On 8 September 2013, the then White House Chief-of-Staff, Denis McDonough said the administration lacks the "irrefutable, beyond-a-reasonable-doubt evidence", but that a "common-sense test" implicates Assad. The U.S. publicly stated there was no "reliable" evidence that the opposition had access to chemical weapons, although Seymour Hersh reported that U.S. intelligence agencies privately assessed some rebel factions to be capable of sarin production.
At the time of the attack, Syria was not a member of the Chemical Weapons Convention. However, Human Rights Watch argues that the Ghouta chemical attack was illegal under a different international agreement:
Syria is a party to the 1925 Geneva Gas protocol, which bans the use in war of asphyxiating, poisonous or other gases, and of all analogous liquids, materials or devices. The use of chemical weapons is also prohibited as a matter of customary international humanitarian law, or the laws of war. The prohibition on the use of chemical weapons applies to all armed conflicts, including so-called non-international armed conflicts such as the current fighting in Syria. The International Criminal Tribunal for the former Yugoslavia, in the Tadic case, stated "there undisputedly emerged a general consensus in the international community on the principle that the use of [chemical] weapons is also prohibited in internal armed conflicts."(p21)

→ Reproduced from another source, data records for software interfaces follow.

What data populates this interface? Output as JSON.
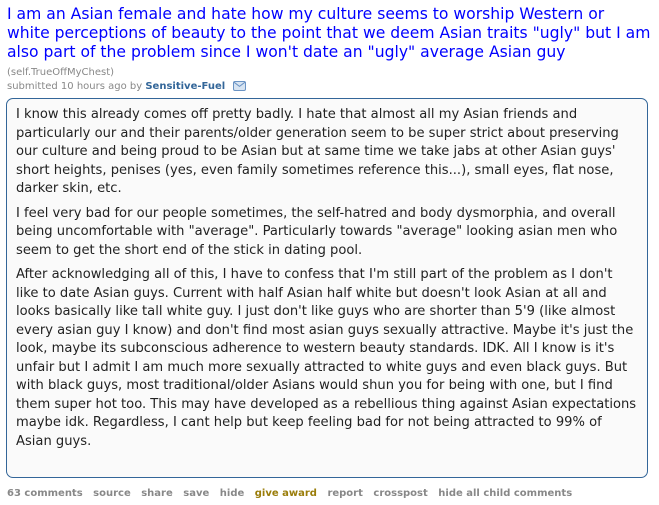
{
  "post": {
    "title": "I am an Asian female and hate how my culture seems to worship Western or white perceptions of beauty to the point that we deem Asian traits \"ugly\" but I am also part of the problem since I won't date an \"ugly\" average Asian guy",
    "domain": "(self.TrueOffMyChest)",
    "tagline": {
      "prefix": "submitted 10 hours ago by",
      "author": "Sensitive-Fuel"
    },
    "paragraphs": [
      "I know this already comes off pretty badly. I hate that almost all my Asian friends and particularly our and their parents/older generation seem to be super strict about preserving our culture and being proud to be Asian but at same time we take jabs at other Asian guys' short heights, penises (yes, even family sometimes reference this...), small eyes, flat nose, darker skin, etc.",
      "I feel very bad for our people sometimes, the self-hatred and body dysmorphia, and overall being uncomfortable with \"average\". Particularly towards \"average\" looking asian men who seem to get the short end of the stick in dating pool.",
      "After acknowledging all of this, I have to confess that I'm still part of the problem as I don't like to date Asian guys. Current with half Asian half white but doesn't look Asian at all and looks basically like tall white guy. I just don't like guys who are shorter than 5'9 (like almost every asian guy I know) and don't find most asian guys sexually attractive. Maybe it's just the look, maybe its subconscious adherence to western beauty standards. IDK. All I know is it's unfair but I admit I am much more sexually attracted to white guys and even black guys. But with black guys, most traditional/older Asians would shun you for being with one, but I find them super hot too. This may have developed as a rebellious thing against Asian expectations maybe idk. Regardless, I cant help but keep feeling bad for not being attracted to 99% of Asian guys."
    ],
    "buttons": {
      "comments": "63 comments",
      "source": "source",
      "share": "share",
      "save": "save",
      "hide": "hide",
      "give_award": "give award",
      "report": "report",
      "crosspost": "crosspost",
      "hide_child": "hide all child comments"
    }
  },
  "colors": {
    "title_link": "#0000ff",
    "author": "#336699",
    "selftext_border": "#336699",
    "award": "#9a7d0a"
  },
  "icons": {
    "author_flair": "message-envelope-icon"
  }
}
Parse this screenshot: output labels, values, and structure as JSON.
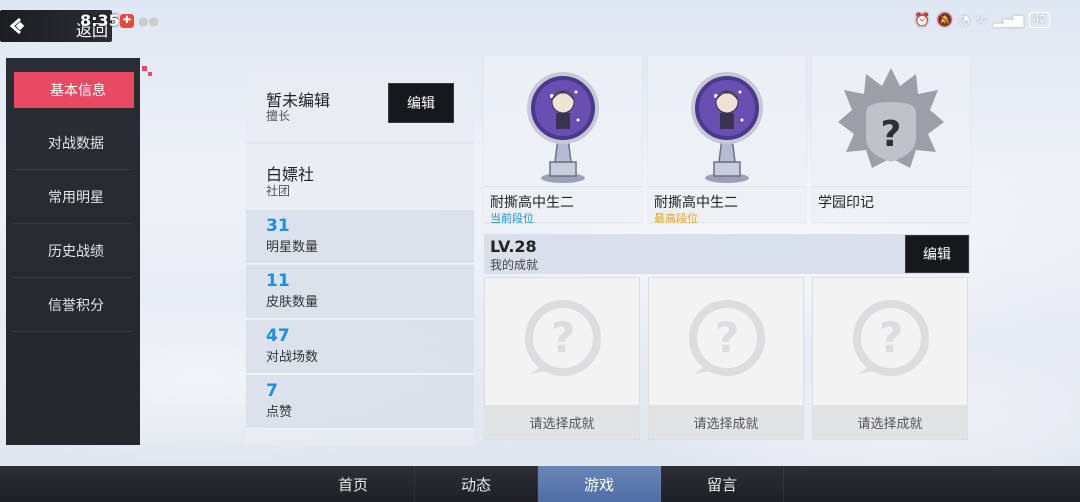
{
  "status_bar": {
    "time": "8:35",
    "back_label": "返回",
    "battery": "42",
    "network": "5G"
  },
  "nav": {
    "items": [
      {
        "label": "基本信息",
        "active": true
      },
      {
        "label": "对战数据",
        "active": false
      },
      {
        "label": "常用明星",
        "active": false
      },
      {
        "label": "历史战绩",
        "active": false
      },
      {
        "label": "信誉积分",
        "active": false
      }
    ]
  },
  "info": {
    "specialty_value": "暂未编辑",
    "specialty_label": "擅长",
    "edit_label": "编辑",
    "club_value": "白嫖社",
    "club_label": "社团",
    "stats": [
      {
        "value": "31",
        "label": "明星数量"
      },
      {
        "value": "11",
        "label": "皮肤数量"
      },
      {
        "value": "47",
        "label": "对战场数"
      },
      {
        "value": "7",
        "label": "点赞"
      }
    ]
  },
  "ranks": [
    {
      "title": "耐撕高中生二",
      "subtitle": "当前段位",
      "subtitle_color": "#1d8fe0"
    },
    {
      "title": "耐撕高中生二",
      "subtitle": "最高段位",
      "subtitle_color": "#e8a323"
    },
    {
      "title": "学园印记",
      "subtitle": "",
      "subtitle_color": "#888888"
    }
  ],
  "achievements": {
    "level": "LV.28",
    "label": "我的成就",
    "edit_label": "编辑",
    "slots": [
      {
        "label": "请选择成就"
      },
      {
        "label": "请选择成就"
      },
      {
        "label": "请选择成就"
      }
    ]
  },
  "tabs": [
    {
      "label": "首页",
      "active": false
    },
    {
      "label": "动态",
      "active": false
    },
    {
      "label": "游戏",
      "active": true
    },
    {
      "label": "留言",
      "active": false
    }
  ],
  "colors": {
    "accent": "#e84a63",
    "stat_blue": "#1d8fe0",
    "tab_active": "#5775aa"
  }
}
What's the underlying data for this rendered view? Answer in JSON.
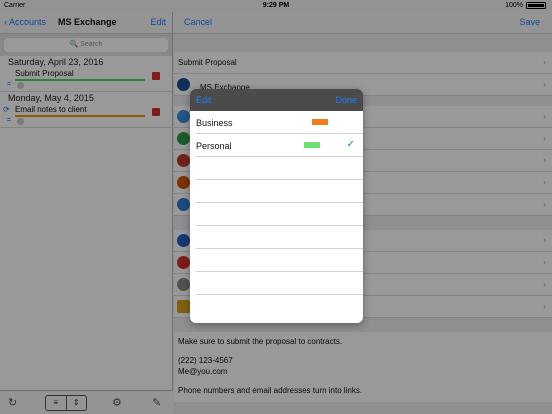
{
  "status": {
    "carrier": "Carrier",
    "time": "9:29 PM",
    "battery": "100%"
  },
  "left": {
    "back_label": "Accounts",
    "title": "MS Exchange",
    "edit_label": "Edit",
    "search_placeholder": "Search",
    "groups": [
      {
        "date": "Saturday, April 23, 2016",
        "task": "Submit Proposal",
        "bar_color": "#4cd964"
      },
      {
        "date": "Monday, May 4, 2015",
        "task": "Email notes to client",
        "bar_color": "#ff9500"
      }
    ]
  },
  "right": {
    "cancel_label": "Cancel",
    "save_label": "Save",
    "task_title": "Submit Proposal",
    "account": "MS Exchange",
    "notes": {
      "line1": "Make sure to submit the proposal to contracts.",
      "phone": "(222) 123-4567",
      "email": "Me@you.com",
      "hint": "Phone numbers and email addresses turn into links."
    }
  },
  "popover": {
    "edit_label": "Edit",
    "done_label": "Done",
    "items": [
      {
        "label": "Business",
        "color": "#f07b1e",
        "selected": false
      },
      {
        "label": "Personal",
        "color": "#6ee06e",
        "selected": true
      }
    ],
    "check_glyph": "✓"
  }
}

Human Rights Watch stated that the UN Security Council should refer the Syria situation to the International Criminal Court (ICC) "to ensure accountability for all war crimes and crimes against humanity." Amnesty International also said that the Syria situation should be referred to the ICC because "the best way for the United States to signal its abhorrence for war crimes and crimes against humanity and to promote justice in Syria, would be to reaffirm its support for the Rome Statute establishing the International Criminal Court." However, as the amendment to the Rome Statute of the International Criminal Court explicitly making it a war crime to use chemical weapons in an internal conflict has not been ratified by any major state nor Syria, the legal situation is complex and reliant on the attack being a part of a wider war crime.
Syrian troops and opposition fighters have clashed during fierce battles in suburbs of the Syrian capital where the opposition claims a chemical weapons attack this week killed more than 130 people.